“Cultural authenticity can be defined as the extent to which a book reflects the world view of a specific cultural group along with the authenticating details of language and everyday life.”

Source: Kathy Short, Stories Matter: The Complexity of Cultural Authenticity in Children’s Literature

Turn to the Experts for Advice!

In the past 20 years, the number of books published in the United States with stories and illustrations focused on our diversity has increased substantially. Unfortunately, not all of these publications are culturally authentic. So, how do you know if a book is culturally authentic or not, especially if you are not a cultural insider? I recommend starting with these two short articles:

Hispanic/Latino Children

Latino Children’s Book Awards in English – for use in libraries and classrooms An initiative of the State Library to promote culturally authentic literature for all Utah children and their families. Through this initiative, most of the books honored by the Américas Award, Pura Belpré Award and the Tomás Rivera Award are available from the State Library. Public and School Librarians can contact the State Library and request books to be sent directly to their library via Interlibrary Loan.


Américas Book Award for Children's and Young Adult Literature Américas Book Award for Children’s and Young Adult Literature

Established in 1993, the Américas Award is given in recognition of U.S. works of fiction, poetry, folklore, or selected non-fiction (from picture books to works for young adults) published in the previous year in English or Spanish that authentically and engagingly portray Latin America, the Caribbean, or Latinos in the United States. The award is sponsored by the national Consortium of Latin American Studies Programs (CLASP) and currently hosted at the University of Wisconsin – Milwaukee. Award winners and commended titles are selected for their (1) distinctive literary quality; (2) cultural contextualization; (3) exceptional integration of text, illustration and design; and (4) potential for classroom use. The winning book is honored every year at a ceremony in September at the Library of Congress, Washington, DC.


Pura Belpré AwardPura Belpré Award

Established in 1996, the award is named after Pura Belpré, the first Latina librarian at the New York Public Library. The Pura Belpré Award, is presented annually to a Latino/Latina writer and illustrator whose work best portrays, affirms, and celebrates the Latino cultural experience in an outstanding work of literature for children and youth. It is co-sponsored by the Association for Library Service to Children (ALSC), a division of the American Library Association (ALA), and REFORMA, the National Association to Promote Library and Information Services to Latinos and the Spanish-Speaking, an ALA affiliate. It was given as a biennial award from 1996 through 2008 and annually since then.

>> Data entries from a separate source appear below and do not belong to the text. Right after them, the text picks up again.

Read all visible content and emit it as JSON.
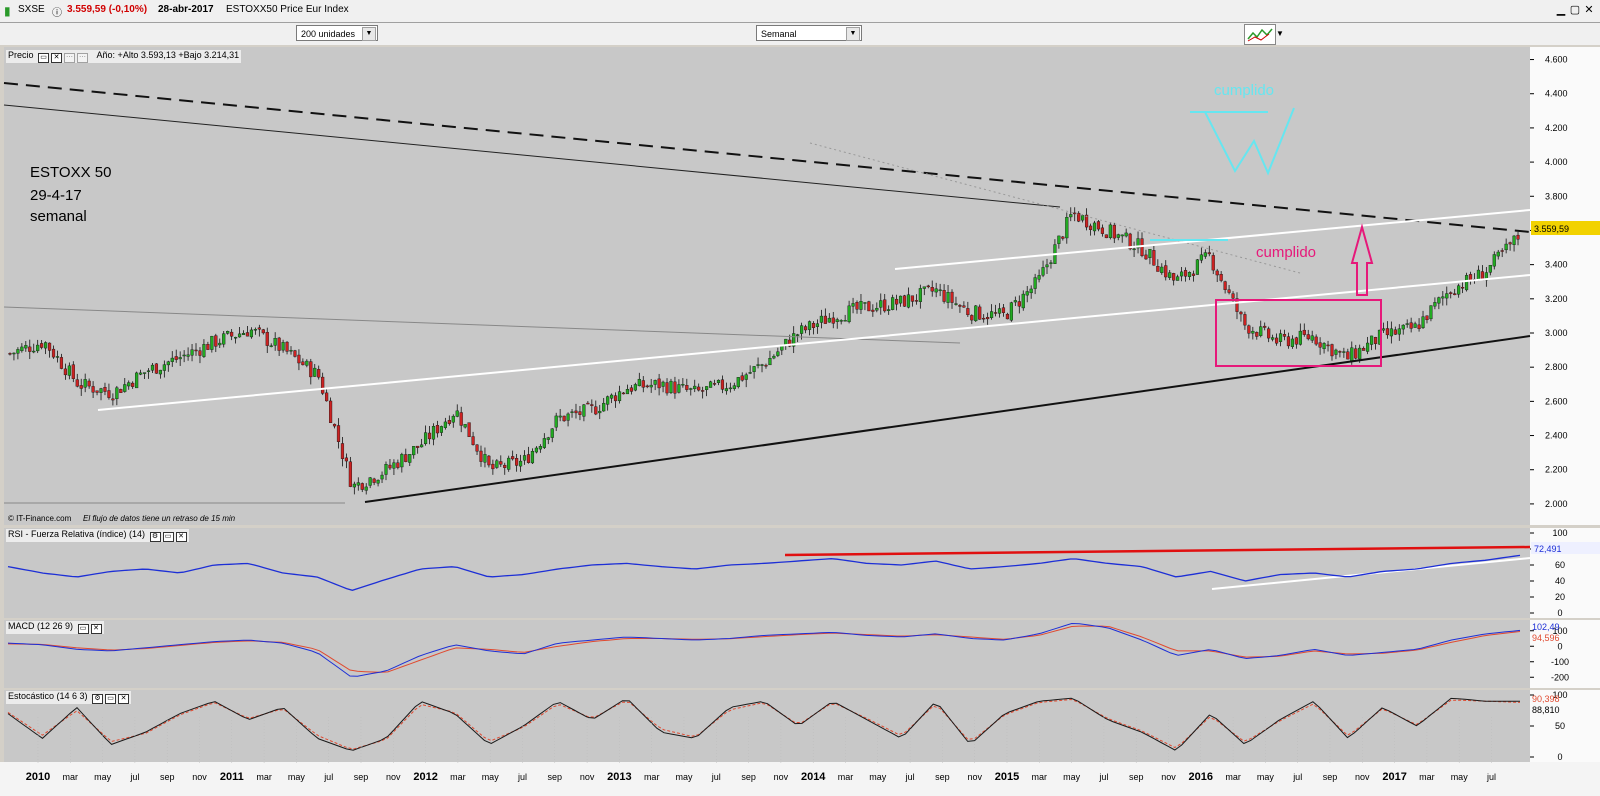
{
  "window": {
    "symbol": "SXSE",
    "price_change": "3.559,59 (-0,10%)",
    "date": "28-abr-2017",
    "instrument": "ESTOXX50 Price Eur Index"
  },
  "toolbar": {
    "units": "200 unidades",
    "period": "Semanal"
  },
  "price_panel": {
    "label": "Precio",
    "year_info": "Año: +Alto 3.593,13 +Bajo 3.214,31",
    "annotation_title": "ESTOXX 50",
    "annotation_date": "29-4-17",
    "annotation_period": "semanal",
    "cumplido_top": "cumplido",
    "cumplido_mid": "cumplido",
    "last_price": "3.559,59",
    "copyright": "© IT-Finance.com",
    "delay_note": "El flujo de datos tiene un retraso de 15 min",
    "colors": {
      "background": "#c8c8c8",
      "bull": "#22aa22",
      "bear": "#cc2222",
      "cyan": "#66e6f0",
      "magenta": "#e6197a"
    }
  },
  "rsi_panel": {
    "label": "RSI - Fuerza Relativa (índice) (14)",
    "value": "72,491"
  },
  "macd_panel": {
    "label": "MACD (12 26 9)",
    "value_macd": "102,49",
    "value_signal": "94,596"
  },
  "stoch_panel": {
    "label": "Estocástico (14 6 3)",
    "value_k": "90,398",
    "value_d": "88,810"
  },
  "chart_data": [
    {
      "type": "candlestick",
      "title": "ESTOXX50 Price Eur Index",
      "x": [
        "2010-01",
        "2010-03",
        "2010-05",
        "2010-07",
        "2010-09",
        "2010-11",
        "2011-01",
        "2011-03",
        "2011-05",
        "2011-07",
        "2011-09",
        "2011-11",
        "2012-01",
        "2012-03",
        "2012-05",
        "2012-07",
        "2012-09",
        "2012-11",
        "2013-01",
        "2013-03",
        "2013-05",
        "2013-07",
        "2013-09",
        "2013-11",
        "2014-01",
        "2014-03",
        "2014-05",
        "2014-07",
        "2014-09",
        "2014-11",
        "2015-01",
        "2015-03",
        "2015-05",
        "2015-07",
        "2015-09",
        "2015-11",
        "2016-01",
        "2016-03",
        "2016-05",
        "2016-07",
        "2016-09",
        "2016-11",
        "2017-01",
        "2017-03",
        "2017-04"
      ],
      "y": [
        2880,
        2950,
        2700,
        2650,
        2780,
        2860,
        2950,
        3020,
        2900,
        2750,
        2100,
        2200,
        2350,
        2550,
        2200,
        2250,
        2500,
        2550,
        2680,
        2700,
        2650,
        2700,
        2820,
        3000,
        3100,
        3150,
        3180,
        3250,
        3120,
        3100,
        3300,
        3700,
        3600,
        3500,
        3300,
        3450,
        3050,
        2950,
        2980,
        2850,
        2980,
        3030,
        3250,
        3350,
        3560
      ],
      "ylim": [
        1900,
        4650
      ],
      "y_ticks": [
        "4.600",
        "4.400",
        "4.200",
        "4.000",
        "3.800",
        "3.600",
        "3.400",
        "3.200",
        "3.000",
        "2.800",
        "2.600",
        "2.400",
        "2.200",
        "2.000"
      ],
      "x_tick_labels": [
        "2010",
        "mar",
        "may",
        "jul",
        "sep",
        "nov",
        "2011",
        "mar",
        "may",
        "jul",
        "sep",
        "nov",
        "2012",
        "mar",
        "may",
        "jul",
        "sep",
        "nov",
        "2013",
        "mar",
        "may",
        "jul",
        "sep",
        "nov",
        "2014",
        "mar",
        "may",
        "jul",
        "sep",
        "nov",
        "2015",
        "mar",
        "may",
        "jul",
        "sep",
        "nov",
        "2016",
        "mar",
        "may",
        "jul",
        "sep",
        "nov",
        "2017",
        "mar",
        "may",
        "jul"
      ]
    },
    {
      "type": "line",
      "title": "RSI - Fuerza Relativa (índice) (14)",
      "y": [
        58,
        50,
        45,
        52,
        55,
        50,
        60,
        62,
        50,
        45,
        28,
        42,
        55,
        58,
        45,
        48,
        55,
        60,
        62,
        58,
        55,
        60,
        62,
        65,
        68,
        62,
        60,
        65,
        55,
        58,
        62,
        68,
        62,
        58,
        45,
        52,
        40,
        48,
        50,
        45,
        52,
        55,
        62,
        66,
        72
      ],
      "ylim": [
        0,
        100
      ],
      "y_ticks": [
        "100",
        "80",
        "60",
        "40",
        "20",
        "0"
      ]
    },
    {
      "type": "line",
      "title": "MACD (12 26 9)",
      "series": [
        {
          "name": "MACD",
          "values": [
            20,
            10,
            -20,
            -30,
            -10,
            10,
            30,
            40,
            20,
            -40,
            -200,
            -160,
            -60,
            10,
            -30,
            -50,
            20,
            40,
            60,
            50,
            40,
            50,
            70,
            80,
            90,
            70,
            60,
            80,
            50,
            40,
            80,
            150,
            120,
            40,
            -60,
            -20,
            -80,
            -60,
            -20,
            -60,
            -40,
            -20,
            40,
            80,
            102
          ]
        },
        {
          "name": "Señal",
          "values": [
            15,
            12,
            -10,
            -25,
            -15,
            5,
            25,
            35,
            25,
            -20,
            -160,
            -170,
            -90,
            -10,
            -20,
            -40,
            0,
            30,
            50,
            50,
            45,
            48,
            62,
            75,
            85,
            75,
            65,
            75,
            60,
            45,
            70,
            130,
            130,
            60,
            -30,
            -30,
            -70,
            -65,
            -30,
            -50,
            -45,
            -25,
            25,
            70,
            95
          ]
        }
      ],
      "ylim": [
        -250,
        150
      ],
      "y_ticks": [
        "100",
        "0",
        "-100",
        "-200"
      ]
    },
    {
      "type": "line",
      "title": "Estocástico (14 6 3)",
      "series": [
        {
          "name": "%K",
          "values": [
            70,
            30,
            80,
            20,
            40,
            70,
            90,
            60,
            80,
            30,
            10,
            30,
            90,
            70,
            20,
            50,
            90,
            60,
            95,
            40,
            30,
            80,
            90,
            50,
            90,
            60,
            30,
            90,
            20,
            70,
            90,
            95,
            60,
            40,
            10,
            70,
            20,
            60,
            90,
            30,
            80,
            50,
            95,
            90,
            90
          ]
        },
        {
          "name": "%D",
          "values": [
            72,
            35,
            75,
            25,
            38,
            68,
            88,
            62,
            78,
            35,
            12,
            28,
            85,
            72,
            25,
            48,
            86,
            62,
            92,
            45,
            32,
            76,
            88,
            52,
            88,
            62,
            34,
            86,
            24,
            68,
            88,
            93,
            62,
            42,
            14,
            66,
            24,
            58,
            86,
            34,
            78,
            52,
            92,
            90,
            88
          ]
        }
      ],
      "ylim": [
        0,
        100
      ],
      "y_ticks": [
        "100",
        "50",
        "0"
      ]
    }
  ]
}
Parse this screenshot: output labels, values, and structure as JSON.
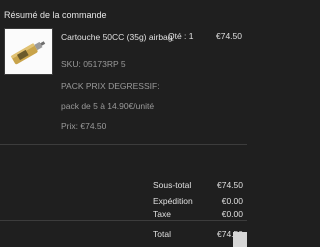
{
  "summary": {
    "title": "Résumé de la commande"
  },
  "item": {
    "name": "Cartouche 50CC (35g) airbag",
    "qty": "Qté : 1",
    "price": "€74.50",
    "sku": "SKU: 05173RP 5",
    "offer": "PACK PRIX DEGRESSIF:",
    "pack": "pack de 5 à 14.90€/unité",
    "unit_price": "Prix: €74.50"
  },
  "totals": {
    "subtotal_label": "Sous-total",
    "subtotal": "€74.50",
    "shipping_label": "Expédition",
    "shipping": "€0.00",
    "tax_label": "Taxe",
    "tax": "€0.00",
    "total_label": "Total",
    "total": "€74.50"
  },
  "colors": {
    "background": "#1f1f1f",
    "text": "#e0e0e0",
    "muted": "#9a9a9a"
  }
}
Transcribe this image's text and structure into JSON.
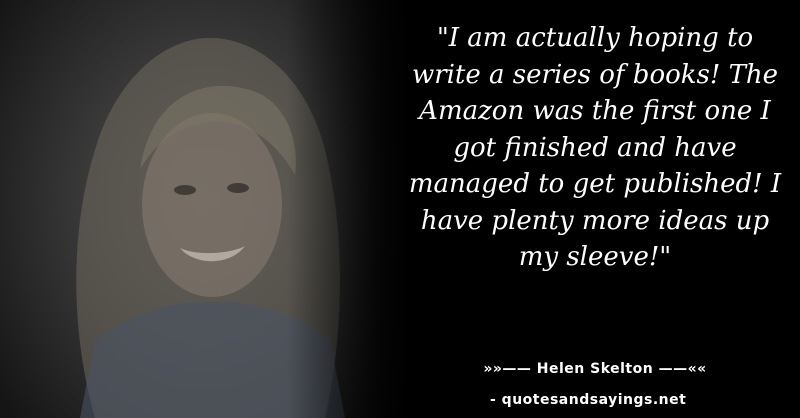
{
  "quote": {
    "text": "\"I am actually hoping to write a series of books! The Amazon was the first one I got finished and have managed to get published! I have plenty more ideas up my sleeve!\"",
    "attribution": "»»—— Helen Skelton ——««",
    "source": "- quotesandsayings.net"
  },
  "colors": {
    "background": "#000000",
    "text": "#ffffff"
  }
}
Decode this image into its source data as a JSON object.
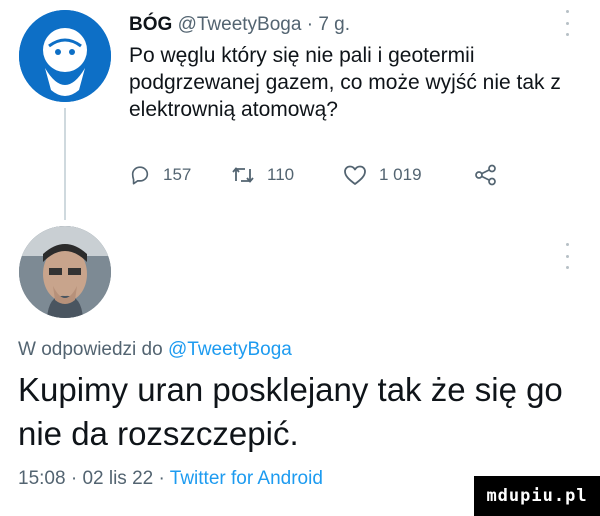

Tomás Rivera Mexican American Children's Book AwardTomás Rivera Mexican American Children’s Book Award

Established in 1995 and named in honor of Dr. Tomás Rivera, a distinguished alumnus of Texas State University, College of Education, the Tomás Rivera Award is given annually to honor the author/illustrator of the most distinguished book for children and young adults that authentically reflects the lives and experiences of Mexican Americans in the United States.


Native American

Native American Materials for All Ages Special collection available from the State Library. Public and School Librarians can contact the State Library and request books to be sent directly to their library via Interlibrary Loan.

For more information or assistance contact:

Juan Tomás Lee
State Data Coordinator
Phone Number (801) 715-6769 or (800) 662-9150 (Utah toll-free)
Email address jtlee@utah.gov